The House version of the annual DoD authorization bill (HR-2810) seeks several changes in the way the department purchases services and goods, and how those purchases are audited.

One provision would add oversight to service contracts–covering everything from consulting type services to maintenance on bases–by requiring more specificity in the funding requests for such contracts. That would have to be submitted through the regular budget process, ‘forcing the Pentagon to analyze actual needs and spending patterns much like they do for weapons,’ according to a summary.

‘Those within the DoD who need to contract for a service will have to specify their requirements early enough to have them validated, the contracts awarded, and the funding secured.
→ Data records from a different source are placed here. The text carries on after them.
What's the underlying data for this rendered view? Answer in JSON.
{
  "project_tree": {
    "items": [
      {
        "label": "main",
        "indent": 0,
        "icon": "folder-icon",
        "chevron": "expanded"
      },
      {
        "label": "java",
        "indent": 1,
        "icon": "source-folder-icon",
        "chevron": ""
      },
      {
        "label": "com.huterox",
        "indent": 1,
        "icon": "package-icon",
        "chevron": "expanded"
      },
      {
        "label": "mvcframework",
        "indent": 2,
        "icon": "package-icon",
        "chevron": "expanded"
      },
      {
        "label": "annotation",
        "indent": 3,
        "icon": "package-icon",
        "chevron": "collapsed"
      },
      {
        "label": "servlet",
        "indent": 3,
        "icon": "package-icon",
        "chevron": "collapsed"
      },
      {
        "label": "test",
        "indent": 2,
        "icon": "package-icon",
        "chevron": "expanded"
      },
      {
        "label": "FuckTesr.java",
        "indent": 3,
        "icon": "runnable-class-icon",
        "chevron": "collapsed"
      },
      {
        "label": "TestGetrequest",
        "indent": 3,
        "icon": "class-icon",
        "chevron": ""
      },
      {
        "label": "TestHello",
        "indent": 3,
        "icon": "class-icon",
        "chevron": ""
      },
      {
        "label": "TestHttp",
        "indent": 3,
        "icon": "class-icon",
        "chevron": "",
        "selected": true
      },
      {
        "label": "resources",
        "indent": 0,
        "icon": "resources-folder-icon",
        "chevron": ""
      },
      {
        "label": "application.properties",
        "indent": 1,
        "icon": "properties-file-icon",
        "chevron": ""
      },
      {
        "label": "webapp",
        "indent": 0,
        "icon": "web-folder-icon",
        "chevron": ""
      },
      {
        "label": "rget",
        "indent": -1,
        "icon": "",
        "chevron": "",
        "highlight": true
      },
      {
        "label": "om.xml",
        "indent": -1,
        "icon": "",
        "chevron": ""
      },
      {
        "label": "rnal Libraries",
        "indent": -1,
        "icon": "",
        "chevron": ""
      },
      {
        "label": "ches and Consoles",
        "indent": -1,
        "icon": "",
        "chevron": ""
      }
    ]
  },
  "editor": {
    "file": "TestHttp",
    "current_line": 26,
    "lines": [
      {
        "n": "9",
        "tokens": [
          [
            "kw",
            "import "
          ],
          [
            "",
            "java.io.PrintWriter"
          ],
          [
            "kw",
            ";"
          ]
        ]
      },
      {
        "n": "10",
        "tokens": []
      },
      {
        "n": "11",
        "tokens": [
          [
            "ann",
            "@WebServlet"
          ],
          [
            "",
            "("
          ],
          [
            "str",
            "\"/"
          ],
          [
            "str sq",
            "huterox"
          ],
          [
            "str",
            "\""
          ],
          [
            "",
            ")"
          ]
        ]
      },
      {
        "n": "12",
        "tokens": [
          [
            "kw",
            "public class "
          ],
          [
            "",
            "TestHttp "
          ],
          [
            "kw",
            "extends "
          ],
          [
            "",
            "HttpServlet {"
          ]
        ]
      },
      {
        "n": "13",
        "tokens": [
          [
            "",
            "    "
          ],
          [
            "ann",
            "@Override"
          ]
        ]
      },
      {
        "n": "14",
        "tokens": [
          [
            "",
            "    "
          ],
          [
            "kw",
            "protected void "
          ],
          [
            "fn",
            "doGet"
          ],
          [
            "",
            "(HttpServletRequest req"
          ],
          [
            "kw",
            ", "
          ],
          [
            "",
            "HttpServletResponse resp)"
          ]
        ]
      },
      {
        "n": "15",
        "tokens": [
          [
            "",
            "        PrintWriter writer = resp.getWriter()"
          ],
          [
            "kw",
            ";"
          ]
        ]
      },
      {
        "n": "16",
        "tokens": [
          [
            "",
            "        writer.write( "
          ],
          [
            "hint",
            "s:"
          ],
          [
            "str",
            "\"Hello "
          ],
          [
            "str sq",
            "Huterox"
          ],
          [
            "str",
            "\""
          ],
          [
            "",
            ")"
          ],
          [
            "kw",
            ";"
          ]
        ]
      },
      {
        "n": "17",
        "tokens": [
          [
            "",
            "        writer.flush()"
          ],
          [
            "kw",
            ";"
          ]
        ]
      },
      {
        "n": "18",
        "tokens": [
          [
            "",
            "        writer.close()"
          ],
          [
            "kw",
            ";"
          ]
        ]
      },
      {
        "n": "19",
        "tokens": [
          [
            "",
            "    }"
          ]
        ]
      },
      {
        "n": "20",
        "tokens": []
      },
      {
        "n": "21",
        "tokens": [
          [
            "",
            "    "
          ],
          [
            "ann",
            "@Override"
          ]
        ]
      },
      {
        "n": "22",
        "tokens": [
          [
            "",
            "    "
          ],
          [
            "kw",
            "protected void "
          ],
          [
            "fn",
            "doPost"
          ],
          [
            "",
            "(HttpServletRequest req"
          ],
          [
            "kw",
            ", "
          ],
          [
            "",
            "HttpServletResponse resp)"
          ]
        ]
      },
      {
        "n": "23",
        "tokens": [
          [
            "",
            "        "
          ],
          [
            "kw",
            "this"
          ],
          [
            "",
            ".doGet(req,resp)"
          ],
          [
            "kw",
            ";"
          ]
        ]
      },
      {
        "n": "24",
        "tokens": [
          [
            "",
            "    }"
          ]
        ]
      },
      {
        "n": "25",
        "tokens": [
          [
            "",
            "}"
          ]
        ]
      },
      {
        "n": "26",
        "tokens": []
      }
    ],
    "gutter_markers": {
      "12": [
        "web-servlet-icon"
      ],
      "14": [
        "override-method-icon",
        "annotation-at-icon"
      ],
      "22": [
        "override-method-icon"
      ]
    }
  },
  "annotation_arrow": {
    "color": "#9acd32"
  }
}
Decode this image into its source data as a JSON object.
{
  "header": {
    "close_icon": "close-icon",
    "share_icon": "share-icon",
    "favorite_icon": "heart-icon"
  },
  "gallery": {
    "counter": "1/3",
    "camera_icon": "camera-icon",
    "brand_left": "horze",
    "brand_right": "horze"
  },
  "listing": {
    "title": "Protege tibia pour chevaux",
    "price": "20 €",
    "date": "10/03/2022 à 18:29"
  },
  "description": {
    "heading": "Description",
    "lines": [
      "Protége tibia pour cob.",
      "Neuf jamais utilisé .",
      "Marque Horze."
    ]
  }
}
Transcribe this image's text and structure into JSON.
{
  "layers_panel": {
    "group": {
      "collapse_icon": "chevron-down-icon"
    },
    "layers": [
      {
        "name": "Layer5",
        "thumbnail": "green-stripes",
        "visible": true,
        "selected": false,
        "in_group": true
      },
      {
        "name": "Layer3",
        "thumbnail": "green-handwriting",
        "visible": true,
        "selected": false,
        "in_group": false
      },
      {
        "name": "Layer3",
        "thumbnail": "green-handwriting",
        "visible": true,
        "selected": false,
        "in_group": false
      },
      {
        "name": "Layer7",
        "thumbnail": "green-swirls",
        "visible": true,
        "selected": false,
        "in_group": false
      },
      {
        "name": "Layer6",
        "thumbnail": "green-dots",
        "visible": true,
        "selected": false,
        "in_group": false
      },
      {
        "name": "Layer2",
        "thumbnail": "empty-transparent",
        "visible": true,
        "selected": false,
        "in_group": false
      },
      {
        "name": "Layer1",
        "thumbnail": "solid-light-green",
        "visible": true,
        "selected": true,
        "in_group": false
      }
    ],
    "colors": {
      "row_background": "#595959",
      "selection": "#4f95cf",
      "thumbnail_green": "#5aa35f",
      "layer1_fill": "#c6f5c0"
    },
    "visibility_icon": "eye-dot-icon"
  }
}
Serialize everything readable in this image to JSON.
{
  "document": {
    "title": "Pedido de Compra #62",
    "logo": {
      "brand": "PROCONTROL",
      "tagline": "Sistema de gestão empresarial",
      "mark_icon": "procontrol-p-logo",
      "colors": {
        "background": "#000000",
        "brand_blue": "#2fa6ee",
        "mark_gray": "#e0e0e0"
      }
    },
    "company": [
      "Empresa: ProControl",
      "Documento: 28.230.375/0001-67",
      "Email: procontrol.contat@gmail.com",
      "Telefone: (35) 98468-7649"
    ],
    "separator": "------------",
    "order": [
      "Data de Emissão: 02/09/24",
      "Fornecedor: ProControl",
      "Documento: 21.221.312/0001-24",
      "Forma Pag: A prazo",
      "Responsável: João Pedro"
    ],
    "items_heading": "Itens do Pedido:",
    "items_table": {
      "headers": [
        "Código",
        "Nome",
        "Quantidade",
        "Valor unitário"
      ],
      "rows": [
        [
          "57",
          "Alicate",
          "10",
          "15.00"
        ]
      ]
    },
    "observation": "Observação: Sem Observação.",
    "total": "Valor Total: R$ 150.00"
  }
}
Congress will have a better idea of what kinds of services are being contracted and their cost,’ it says.

A second provision would allow the purchase of commercial off-the-shelf goods through online services commonly used by consumers and businesses. ‘These portals function like mini-marketplaces, ensuring that the buyer gets the best price without a lot of red tape. Using these portals has the added benefit of allowing DoD to track and analyze procurement data. Any business will tell you that this ‘spend analysis’ is critical to efficient operations. For the government, that kind of transparency and accountability would be revolutionary,’ the summary says.

A third provision would require DoD to have more of its incurred costs audits–reviews of money already paid out–conducted by private sector audit firms, allowing the DCAA to ‘focus its experience and expertise on forward-pricing audits where the taxpayer reaps real benefits.’